Last month, the USDA announced its plan to invest an additional $21 million of Environmental Quality Incentives Program (EQIP) funds to support on-farm water conservation efforts in severely drought-stricken areas. The investment will expand financial and technical assistance to crop and livestock producers in eight states, including California, in an effort to promote practices that conserve water and build soil health.

Administered by the USDA’s Natural Resource Conservation Service (NRCS), EQIP supports on-farm conservation improvements through financial cost-sharing and technical assistance to growers. Over $27 million of FY 2015 EQIP funding is already targeted toward drought management practices in California. The additional funding will direct EQIP allocations to areas experiencing exceptional or extreme drought conditions, and focus on conservation practices that help farmers cope with drought, such as improving irrigation efficiency, implementing prescribed grazing, and building soil health through cover crops and reduced tillage. NRCS aims to both improve on-farm water use efficiency and also contribute to the long term resilience of crop, pasture, and rangelands against drought.

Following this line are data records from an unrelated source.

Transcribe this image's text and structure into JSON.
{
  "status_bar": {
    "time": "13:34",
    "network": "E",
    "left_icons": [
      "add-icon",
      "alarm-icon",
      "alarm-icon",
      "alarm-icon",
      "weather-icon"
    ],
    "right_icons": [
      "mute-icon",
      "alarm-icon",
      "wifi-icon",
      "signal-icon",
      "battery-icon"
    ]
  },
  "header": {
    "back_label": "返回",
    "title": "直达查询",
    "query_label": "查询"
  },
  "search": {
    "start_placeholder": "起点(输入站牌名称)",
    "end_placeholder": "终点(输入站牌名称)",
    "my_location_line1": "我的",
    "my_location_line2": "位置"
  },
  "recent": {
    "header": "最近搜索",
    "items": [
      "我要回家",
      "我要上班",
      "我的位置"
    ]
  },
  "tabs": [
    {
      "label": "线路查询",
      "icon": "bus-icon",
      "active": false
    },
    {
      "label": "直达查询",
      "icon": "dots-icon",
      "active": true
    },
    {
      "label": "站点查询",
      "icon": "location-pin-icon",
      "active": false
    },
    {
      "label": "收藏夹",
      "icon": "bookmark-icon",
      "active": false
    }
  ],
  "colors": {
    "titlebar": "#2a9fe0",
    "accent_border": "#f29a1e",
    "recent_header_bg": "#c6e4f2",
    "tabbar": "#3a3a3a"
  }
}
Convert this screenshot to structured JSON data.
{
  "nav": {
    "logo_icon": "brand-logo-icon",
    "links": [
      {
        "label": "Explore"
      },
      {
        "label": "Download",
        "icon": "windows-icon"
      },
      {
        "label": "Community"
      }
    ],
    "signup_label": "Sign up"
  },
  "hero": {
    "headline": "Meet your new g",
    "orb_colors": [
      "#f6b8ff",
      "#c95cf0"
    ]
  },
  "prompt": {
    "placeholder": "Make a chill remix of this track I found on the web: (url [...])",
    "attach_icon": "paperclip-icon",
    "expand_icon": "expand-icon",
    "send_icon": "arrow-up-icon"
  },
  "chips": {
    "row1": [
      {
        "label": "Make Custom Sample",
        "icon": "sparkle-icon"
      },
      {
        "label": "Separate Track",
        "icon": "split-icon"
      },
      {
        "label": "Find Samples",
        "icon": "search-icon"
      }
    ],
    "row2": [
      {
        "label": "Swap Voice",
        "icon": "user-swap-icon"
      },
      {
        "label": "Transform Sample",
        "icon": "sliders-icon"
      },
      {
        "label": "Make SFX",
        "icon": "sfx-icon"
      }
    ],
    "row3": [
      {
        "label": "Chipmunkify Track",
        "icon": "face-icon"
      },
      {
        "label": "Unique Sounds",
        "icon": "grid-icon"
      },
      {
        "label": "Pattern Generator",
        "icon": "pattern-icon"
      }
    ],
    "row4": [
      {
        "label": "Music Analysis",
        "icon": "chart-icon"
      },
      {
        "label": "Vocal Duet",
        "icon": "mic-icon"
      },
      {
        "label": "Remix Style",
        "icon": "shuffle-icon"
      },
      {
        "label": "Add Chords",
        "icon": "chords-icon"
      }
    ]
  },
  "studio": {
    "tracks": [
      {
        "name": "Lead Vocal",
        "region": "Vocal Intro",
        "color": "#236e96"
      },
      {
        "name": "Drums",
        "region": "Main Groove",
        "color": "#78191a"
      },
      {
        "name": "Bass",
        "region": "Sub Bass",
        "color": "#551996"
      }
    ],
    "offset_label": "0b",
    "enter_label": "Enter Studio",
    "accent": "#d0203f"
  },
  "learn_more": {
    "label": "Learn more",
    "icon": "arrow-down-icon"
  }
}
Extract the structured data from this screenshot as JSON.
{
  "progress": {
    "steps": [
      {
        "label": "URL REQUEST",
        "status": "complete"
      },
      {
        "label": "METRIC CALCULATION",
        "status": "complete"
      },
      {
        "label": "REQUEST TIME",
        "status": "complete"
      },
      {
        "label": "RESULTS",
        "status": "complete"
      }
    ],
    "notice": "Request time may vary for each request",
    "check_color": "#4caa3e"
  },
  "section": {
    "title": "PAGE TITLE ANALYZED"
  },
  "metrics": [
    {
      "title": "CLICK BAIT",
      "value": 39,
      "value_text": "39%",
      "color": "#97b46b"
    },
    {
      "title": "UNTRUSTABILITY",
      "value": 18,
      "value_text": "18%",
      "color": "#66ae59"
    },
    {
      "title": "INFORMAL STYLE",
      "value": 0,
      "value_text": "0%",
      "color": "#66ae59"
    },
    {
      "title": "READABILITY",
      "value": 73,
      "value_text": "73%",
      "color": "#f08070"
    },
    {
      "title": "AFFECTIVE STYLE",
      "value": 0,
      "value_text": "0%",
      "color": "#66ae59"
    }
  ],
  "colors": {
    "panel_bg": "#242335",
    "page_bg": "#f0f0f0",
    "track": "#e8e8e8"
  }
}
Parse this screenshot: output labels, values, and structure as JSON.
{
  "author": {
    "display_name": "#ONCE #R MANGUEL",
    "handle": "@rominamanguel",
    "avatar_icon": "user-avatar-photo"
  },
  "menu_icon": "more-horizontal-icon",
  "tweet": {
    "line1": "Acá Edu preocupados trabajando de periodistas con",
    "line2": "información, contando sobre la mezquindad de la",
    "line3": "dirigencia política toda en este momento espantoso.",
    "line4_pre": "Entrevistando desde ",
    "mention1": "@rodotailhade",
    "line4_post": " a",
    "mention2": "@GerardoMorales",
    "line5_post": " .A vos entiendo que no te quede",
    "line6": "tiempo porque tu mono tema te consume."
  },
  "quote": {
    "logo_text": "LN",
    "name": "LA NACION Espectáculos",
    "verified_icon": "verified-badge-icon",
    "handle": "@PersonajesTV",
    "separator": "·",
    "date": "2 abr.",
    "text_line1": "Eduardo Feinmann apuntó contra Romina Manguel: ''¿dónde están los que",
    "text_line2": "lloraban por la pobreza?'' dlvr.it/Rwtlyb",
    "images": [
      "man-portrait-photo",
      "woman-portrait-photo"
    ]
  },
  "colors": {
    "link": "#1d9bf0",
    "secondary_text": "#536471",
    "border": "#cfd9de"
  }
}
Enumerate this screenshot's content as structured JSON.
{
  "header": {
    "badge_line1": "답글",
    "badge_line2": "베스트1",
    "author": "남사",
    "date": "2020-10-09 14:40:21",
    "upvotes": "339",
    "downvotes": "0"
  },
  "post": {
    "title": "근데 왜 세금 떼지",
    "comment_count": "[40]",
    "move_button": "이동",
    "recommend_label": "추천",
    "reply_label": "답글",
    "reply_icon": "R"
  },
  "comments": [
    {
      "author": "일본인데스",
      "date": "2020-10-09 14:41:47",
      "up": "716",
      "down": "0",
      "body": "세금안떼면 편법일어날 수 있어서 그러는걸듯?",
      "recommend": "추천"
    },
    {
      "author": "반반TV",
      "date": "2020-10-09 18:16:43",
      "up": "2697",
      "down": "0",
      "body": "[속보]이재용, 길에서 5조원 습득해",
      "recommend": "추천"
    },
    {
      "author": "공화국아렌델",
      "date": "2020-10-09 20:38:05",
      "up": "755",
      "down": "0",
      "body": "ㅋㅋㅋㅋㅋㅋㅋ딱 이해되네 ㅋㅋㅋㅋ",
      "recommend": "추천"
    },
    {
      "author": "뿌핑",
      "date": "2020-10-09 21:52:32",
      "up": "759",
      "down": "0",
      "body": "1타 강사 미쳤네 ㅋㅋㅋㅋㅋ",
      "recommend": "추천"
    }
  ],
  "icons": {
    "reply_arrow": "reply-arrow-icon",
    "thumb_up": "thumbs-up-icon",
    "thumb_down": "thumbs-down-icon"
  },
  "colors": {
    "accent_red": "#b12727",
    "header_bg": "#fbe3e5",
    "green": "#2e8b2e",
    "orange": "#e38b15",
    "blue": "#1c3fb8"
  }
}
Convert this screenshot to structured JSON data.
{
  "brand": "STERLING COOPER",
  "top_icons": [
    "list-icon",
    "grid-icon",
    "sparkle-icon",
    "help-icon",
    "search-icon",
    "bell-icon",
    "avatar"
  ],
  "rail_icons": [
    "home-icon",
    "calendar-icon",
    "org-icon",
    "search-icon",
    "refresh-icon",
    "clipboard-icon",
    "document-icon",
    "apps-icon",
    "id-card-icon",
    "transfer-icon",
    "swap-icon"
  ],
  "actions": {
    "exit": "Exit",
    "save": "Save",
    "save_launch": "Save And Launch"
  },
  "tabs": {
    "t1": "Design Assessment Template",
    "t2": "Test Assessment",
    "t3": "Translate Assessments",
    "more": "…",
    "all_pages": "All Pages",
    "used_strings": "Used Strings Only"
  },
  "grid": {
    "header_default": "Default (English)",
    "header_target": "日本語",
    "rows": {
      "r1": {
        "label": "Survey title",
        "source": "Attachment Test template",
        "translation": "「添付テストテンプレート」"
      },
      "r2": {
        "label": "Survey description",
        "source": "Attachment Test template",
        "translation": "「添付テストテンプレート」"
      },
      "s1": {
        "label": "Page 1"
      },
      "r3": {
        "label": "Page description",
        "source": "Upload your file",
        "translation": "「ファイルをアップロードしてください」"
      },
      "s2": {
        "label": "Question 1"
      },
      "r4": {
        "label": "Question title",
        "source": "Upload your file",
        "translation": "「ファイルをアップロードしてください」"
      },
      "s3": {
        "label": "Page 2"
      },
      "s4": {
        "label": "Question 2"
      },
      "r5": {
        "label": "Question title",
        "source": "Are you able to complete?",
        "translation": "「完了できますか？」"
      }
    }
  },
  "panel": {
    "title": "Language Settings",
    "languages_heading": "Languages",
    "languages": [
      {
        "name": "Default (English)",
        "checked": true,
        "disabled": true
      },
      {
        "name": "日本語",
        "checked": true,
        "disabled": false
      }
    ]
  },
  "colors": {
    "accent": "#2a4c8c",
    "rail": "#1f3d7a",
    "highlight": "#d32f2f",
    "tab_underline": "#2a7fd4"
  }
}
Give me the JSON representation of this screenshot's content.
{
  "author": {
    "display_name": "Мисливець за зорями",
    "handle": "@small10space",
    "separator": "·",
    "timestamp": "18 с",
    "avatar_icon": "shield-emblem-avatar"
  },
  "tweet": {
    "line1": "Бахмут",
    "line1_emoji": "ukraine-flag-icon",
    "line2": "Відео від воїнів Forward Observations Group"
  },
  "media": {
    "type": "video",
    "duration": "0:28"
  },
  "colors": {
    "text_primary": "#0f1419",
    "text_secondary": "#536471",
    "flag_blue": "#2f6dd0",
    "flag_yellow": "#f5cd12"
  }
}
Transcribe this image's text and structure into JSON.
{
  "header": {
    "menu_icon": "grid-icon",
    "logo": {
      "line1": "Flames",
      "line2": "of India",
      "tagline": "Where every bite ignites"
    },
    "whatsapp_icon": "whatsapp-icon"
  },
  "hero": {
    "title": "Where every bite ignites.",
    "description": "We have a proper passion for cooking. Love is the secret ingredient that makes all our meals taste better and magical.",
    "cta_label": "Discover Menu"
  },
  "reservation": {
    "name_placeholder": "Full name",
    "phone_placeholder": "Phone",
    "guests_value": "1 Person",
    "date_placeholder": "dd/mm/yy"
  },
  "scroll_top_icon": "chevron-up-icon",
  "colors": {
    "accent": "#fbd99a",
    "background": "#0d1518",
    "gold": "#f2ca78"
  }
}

Drip irrigation on grapes in CA (Source: NRCS)

Drip irrigation on grapes in CA (Source: NRCS)

In a similar effort to conserve water, the California Department of Food and Agriculture (CDFA) has opened a new round of water-energy efficiency grants through the State Water Efficiency and Enhancement Program (SWEEP). SWEEP offers financial assistance to growers for installing irrigation systems that conserve water and reduce greenhouse gas (GHG) emissions. Eligible projects include pump improvements, equipment to optimize water distribution (such as soil moisture sensors), and other quantifiable irrigation improvement and GHG reduction management strategies.

An initial $9.5 million in SWEEP allocations covered 154 on-farm projects, and another $10 million is now available, with growers eligible for up to $150,000 per operation. Applications will be accepted until June 29th. For more information on applying, click here.

While improving irrigation efficiency is an important part of making California farms more drought resilient, there are a variety of management practices that could be used in combination to maximize on-farm water and energy savings. Reduced tillage and the use of cover crops significantly increase soil carbon, and also improve the soil’s water holding capacity, thus reducing irrigation needs. Additionally, these soil building practices offer energy- and cost savings by reducing on-farm tractor use and the need for synthetic fertilizer, ultimately offsetting the GHG emissions associated with farm vehicle use and the production of nitrogen fertilizer.

Photo Courtesy of Jeff Mitchell (Source)

Photo Courtesy of Jeff Mitchell (Source)

NRCS recognizes the value of soil health when it comes to coping with drought. Between 2009 and 2012, EQIP financial and technical assistance supported the planting of cover crops on over 1.5 million acres nationwide. For FY 2014, EQIP funds were directed to the California Drought Response Initiative for Irrigated Cropland, offering assistance for a variety of conservation practices, including: crop rotation, cover crops, hedgerows, irrigation improvements, tailwater recovery, mulching, and more. The new EQIP funds will also prioritize cover crops and reduced tillage, in addition to other water conservation strategies.

Building soil health is key to unlocking the climate benefits and water-saving capacity of working lands. Directing funds only toward projects that improve irrigation efficiency undermines the potential contribution SWEEP could make to bolstering the long-term resilience of California farms against drought and other impacts of climate change. 

To learn more about EQIP,  visit the NRCS website or stop by their local NRCS office. For more information about SWEEP, visit the CDFA website. Applicants can direct questions to the Grants Office at grants@cdfa.ca.gov.

This is an edited version of a post originally published June 12, 2015 on the California Climate & Agriculture Network (CalCAN). Click here for the full article.